> **YOUR TASK**: Collect each line of the entries that holds the string "mostra".

> **SOURCE MATERIAL**:
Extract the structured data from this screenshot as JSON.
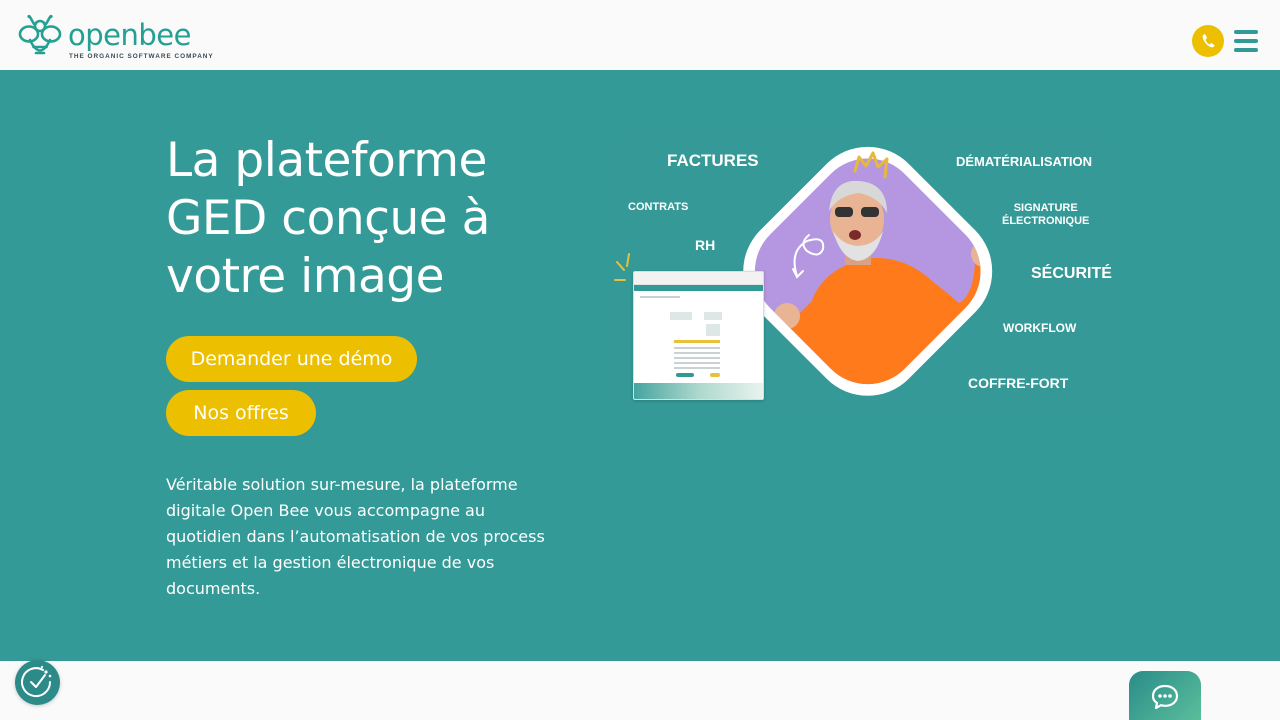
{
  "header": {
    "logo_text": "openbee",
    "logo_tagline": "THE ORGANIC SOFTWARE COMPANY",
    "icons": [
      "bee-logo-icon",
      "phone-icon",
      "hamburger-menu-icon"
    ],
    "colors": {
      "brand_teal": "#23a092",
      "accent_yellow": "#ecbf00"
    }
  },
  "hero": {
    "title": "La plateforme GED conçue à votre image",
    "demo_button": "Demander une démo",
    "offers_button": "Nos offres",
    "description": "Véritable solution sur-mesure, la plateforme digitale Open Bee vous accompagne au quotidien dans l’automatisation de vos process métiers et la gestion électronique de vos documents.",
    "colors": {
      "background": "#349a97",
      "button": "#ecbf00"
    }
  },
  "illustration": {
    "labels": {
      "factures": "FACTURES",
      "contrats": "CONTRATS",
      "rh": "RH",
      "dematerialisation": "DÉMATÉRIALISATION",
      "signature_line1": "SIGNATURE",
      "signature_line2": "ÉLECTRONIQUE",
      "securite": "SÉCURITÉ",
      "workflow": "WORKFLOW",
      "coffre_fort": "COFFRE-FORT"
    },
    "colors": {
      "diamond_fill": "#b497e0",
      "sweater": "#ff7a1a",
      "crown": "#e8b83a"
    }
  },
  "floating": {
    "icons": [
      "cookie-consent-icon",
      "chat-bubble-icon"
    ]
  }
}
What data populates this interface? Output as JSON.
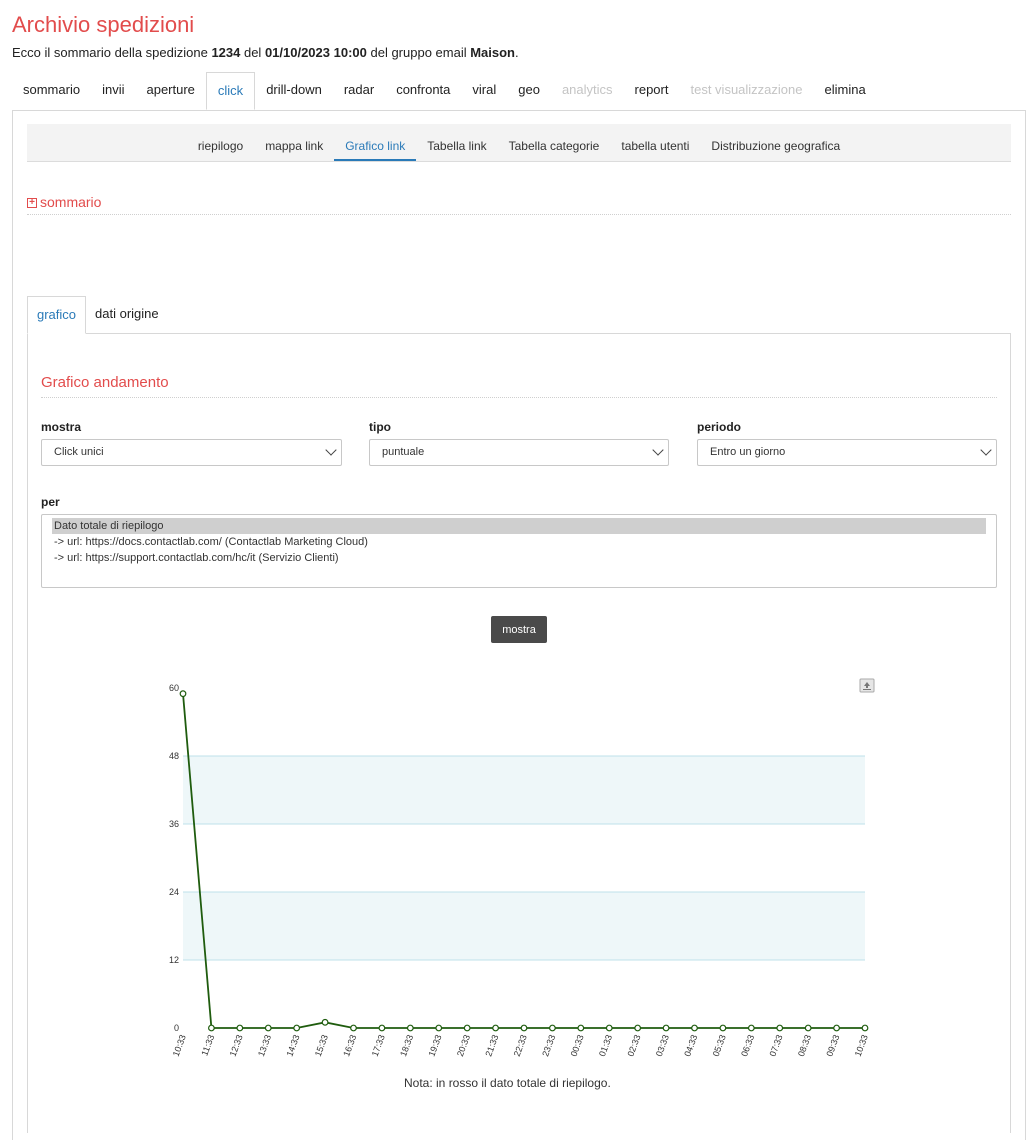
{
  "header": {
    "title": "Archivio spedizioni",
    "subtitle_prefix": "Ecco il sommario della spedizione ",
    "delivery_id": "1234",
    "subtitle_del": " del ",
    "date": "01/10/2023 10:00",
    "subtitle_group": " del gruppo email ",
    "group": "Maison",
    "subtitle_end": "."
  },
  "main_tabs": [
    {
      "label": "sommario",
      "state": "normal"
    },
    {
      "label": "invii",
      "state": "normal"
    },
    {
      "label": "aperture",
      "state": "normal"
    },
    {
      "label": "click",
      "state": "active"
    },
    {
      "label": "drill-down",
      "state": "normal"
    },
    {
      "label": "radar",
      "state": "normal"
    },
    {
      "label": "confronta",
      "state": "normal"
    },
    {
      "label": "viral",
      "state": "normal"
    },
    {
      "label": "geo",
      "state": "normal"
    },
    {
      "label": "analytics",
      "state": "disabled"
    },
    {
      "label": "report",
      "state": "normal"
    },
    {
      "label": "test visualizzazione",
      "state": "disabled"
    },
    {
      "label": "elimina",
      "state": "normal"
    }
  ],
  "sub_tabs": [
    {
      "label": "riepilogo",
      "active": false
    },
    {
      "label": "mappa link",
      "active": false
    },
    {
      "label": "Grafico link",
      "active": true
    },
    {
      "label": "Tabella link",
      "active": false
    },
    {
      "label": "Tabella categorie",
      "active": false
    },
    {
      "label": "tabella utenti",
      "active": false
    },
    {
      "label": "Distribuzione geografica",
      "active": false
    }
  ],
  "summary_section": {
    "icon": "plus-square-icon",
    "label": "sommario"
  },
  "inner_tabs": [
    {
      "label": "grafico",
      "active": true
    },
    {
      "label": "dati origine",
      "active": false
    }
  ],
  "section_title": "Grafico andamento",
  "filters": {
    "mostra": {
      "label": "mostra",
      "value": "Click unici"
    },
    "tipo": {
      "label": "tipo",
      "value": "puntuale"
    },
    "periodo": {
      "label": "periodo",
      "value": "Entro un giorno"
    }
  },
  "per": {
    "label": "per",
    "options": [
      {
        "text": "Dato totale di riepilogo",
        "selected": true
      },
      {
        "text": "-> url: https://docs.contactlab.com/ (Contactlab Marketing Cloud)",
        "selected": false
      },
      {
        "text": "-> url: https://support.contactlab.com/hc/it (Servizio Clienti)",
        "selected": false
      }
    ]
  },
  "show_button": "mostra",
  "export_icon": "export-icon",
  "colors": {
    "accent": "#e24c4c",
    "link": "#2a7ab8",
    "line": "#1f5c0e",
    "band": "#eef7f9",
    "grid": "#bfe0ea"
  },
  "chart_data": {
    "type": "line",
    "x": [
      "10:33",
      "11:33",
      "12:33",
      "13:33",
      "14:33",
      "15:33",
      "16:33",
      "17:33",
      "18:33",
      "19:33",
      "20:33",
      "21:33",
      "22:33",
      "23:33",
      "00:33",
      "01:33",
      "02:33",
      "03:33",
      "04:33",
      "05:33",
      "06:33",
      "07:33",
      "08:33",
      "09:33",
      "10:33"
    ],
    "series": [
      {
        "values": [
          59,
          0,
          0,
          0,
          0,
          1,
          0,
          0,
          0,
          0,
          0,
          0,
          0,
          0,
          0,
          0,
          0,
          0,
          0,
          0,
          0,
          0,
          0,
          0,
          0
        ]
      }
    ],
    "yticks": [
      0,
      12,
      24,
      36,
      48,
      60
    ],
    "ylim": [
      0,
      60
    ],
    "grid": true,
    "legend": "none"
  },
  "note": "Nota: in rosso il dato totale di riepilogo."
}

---

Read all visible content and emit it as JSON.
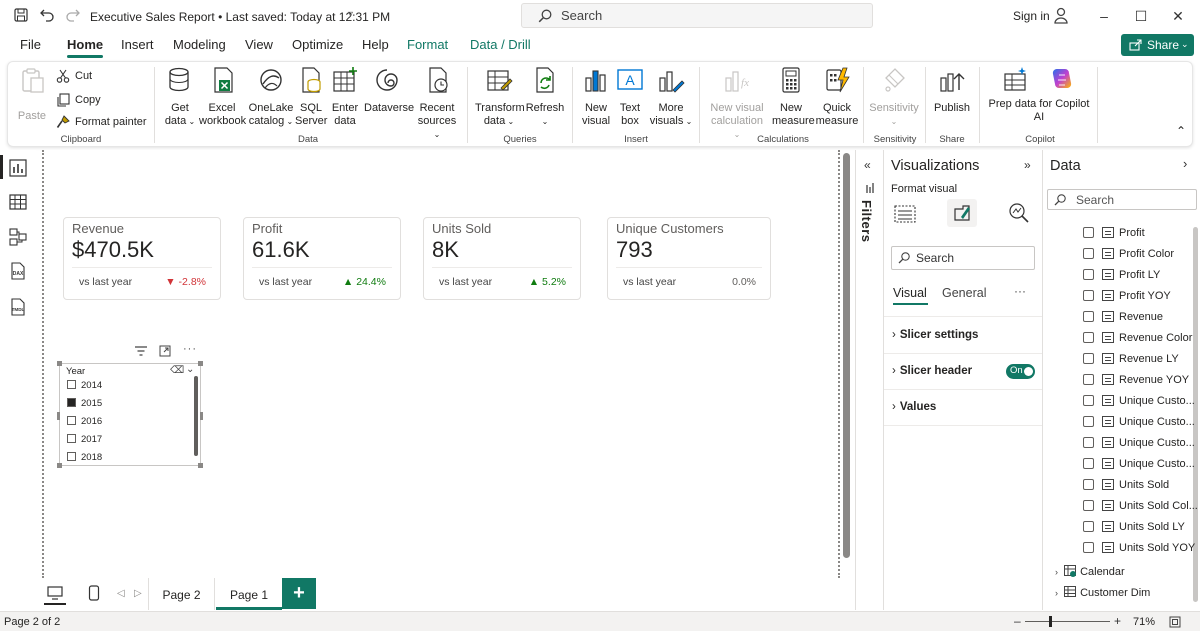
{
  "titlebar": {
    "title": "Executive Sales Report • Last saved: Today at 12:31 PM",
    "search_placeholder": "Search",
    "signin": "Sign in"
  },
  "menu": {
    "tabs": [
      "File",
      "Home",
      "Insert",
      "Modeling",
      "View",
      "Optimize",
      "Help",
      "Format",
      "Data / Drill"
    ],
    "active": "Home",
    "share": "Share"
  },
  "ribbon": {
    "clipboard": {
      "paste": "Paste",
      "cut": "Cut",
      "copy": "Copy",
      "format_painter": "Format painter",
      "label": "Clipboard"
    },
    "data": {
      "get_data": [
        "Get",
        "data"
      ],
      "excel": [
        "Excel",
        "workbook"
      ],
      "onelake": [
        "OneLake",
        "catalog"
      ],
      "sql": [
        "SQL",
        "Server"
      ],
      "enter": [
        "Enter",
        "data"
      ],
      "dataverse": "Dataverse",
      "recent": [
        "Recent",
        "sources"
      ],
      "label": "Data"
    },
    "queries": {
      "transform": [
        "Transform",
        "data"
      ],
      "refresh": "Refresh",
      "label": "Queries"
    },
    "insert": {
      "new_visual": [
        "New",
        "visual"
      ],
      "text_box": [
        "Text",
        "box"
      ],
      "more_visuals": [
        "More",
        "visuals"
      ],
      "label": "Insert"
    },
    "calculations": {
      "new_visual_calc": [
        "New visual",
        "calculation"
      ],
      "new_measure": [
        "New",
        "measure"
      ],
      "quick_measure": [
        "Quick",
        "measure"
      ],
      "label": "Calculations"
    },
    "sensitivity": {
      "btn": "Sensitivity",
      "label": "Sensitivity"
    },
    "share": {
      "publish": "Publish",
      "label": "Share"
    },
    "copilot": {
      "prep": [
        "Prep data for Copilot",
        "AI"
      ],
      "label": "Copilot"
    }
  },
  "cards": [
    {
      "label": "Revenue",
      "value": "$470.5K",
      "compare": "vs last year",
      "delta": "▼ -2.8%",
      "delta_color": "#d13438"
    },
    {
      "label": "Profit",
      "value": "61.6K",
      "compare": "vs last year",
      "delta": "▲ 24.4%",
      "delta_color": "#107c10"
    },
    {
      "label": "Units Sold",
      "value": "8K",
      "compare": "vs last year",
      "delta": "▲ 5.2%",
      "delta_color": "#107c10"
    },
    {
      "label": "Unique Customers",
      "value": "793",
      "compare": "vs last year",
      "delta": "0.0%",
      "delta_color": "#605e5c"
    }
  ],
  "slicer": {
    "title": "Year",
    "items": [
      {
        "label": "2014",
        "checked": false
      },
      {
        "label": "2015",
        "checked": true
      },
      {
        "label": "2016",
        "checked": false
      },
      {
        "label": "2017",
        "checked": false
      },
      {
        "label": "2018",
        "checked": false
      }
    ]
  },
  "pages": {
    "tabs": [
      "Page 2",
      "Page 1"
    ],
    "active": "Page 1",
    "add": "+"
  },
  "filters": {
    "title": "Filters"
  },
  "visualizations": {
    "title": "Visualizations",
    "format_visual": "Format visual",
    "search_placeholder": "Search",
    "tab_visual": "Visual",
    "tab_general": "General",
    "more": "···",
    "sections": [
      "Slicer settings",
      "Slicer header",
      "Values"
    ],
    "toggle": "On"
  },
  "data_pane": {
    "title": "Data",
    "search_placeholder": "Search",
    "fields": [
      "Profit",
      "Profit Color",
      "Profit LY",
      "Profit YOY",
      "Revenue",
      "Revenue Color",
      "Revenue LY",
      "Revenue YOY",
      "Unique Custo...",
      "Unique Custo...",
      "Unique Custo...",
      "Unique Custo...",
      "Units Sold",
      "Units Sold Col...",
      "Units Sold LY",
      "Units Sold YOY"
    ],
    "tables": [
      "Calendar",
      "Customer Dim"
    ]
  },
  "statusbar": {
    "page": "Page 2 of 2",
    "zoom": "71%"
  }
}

> **WRITTEN ANSWER**:
    "mostra": {
      "label": "mostra",
  "show_button": "mostra",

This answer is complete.